How long does all grain take from start to pinching the yeast? From what i understand its takes a lot longer than extract? How much longer?
Good question. It certainly does take longer... but by how much can vary of course depending on your equipment, the recipe, etc. I've only brewed 4 AG batches so far, but here's some general time lines (and I'm going off the top of my head here so these are just guestimations):
1) Get out the grain mill, a table to attach it to, some containers, measuring scale, etc, measure the grain, mill it, brush out the mill, put the stuff away that I took out. Approximately 1 hour.
2) Measure and heat strike water (which could be done while some of the above is going on, but so far I've kept it separate). Including getting out the kettle, various utensils/tools, burner, etc. Time here will significantly depend on your burner and quantity of strike water. With my equipment approx 30 mins.
3) Mash in and start measuring and heating sparge water. About an hour.
4) Conduct the sparge, about 15-20 mins.
5) Boil the wort, approx 1 hour
6) Chill it to pitching temp, (time depends on your chilling method). For me about 15 minutes.
7) Get the beer into the fermenter, aerate it and pitch. 10 mins?
8) Take it to its resting place and hook up a blow off tube. 5 mins.

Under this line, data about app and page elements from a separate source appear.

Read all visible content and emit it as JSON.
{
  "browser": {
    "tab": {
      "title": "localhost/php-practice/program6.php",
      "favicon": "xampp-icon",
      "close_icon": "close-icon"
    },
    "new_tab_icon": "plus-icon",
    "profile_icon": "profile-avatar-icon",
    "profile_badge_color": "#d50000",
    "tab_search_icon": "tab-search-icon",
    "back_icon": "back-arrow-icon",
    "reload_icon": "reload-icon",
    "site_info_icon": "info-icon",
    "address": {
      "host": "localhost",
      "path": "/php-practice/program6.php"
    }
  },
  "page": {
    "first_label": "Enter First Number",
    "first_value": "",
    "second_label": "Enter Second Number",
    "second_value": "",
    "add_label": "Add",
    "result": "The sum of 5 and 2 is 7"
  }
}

9) Clean up. More stuff to clean up - the mash tun, likely a few more utensils, dispense with the spent grain. And all the normal stuff has to be cleaned too (as you would with extract). 1 hour or more.
What's that total, about 5 or 5+1/2 hours?
That's seems about right for me, 5-6 hours for an AG brew day. By the end of the day I'm tired, which is usually compounded by the fact that I've had a few beers throughout the day. And the worst part of brew day is the clean up which is unfortunately at the end. Certainly some time can be shaved off that... for example I could be heating strike water while I'm milling, but I don't yet do that. I could be cleaning the mash-tun while the wort is cooking, but I don't yet do that (God I'm an procrastinator at times). So it's probably possible to do the same recipe in just over 4 hours. Some recipes take longer - you might need to mash longer, or boil worth longer, etc.
Also, these guys that have tiered stands set up probably shave off some time as well as effort in lifting.
With extract you skip the milling and mashing altogether. You also don't need to boil nearly as long - perhaps in some cases not at all. If you were efficient you could probably brew 2 batches of extract in about as much time as it takes to do one AG.
But it's fun...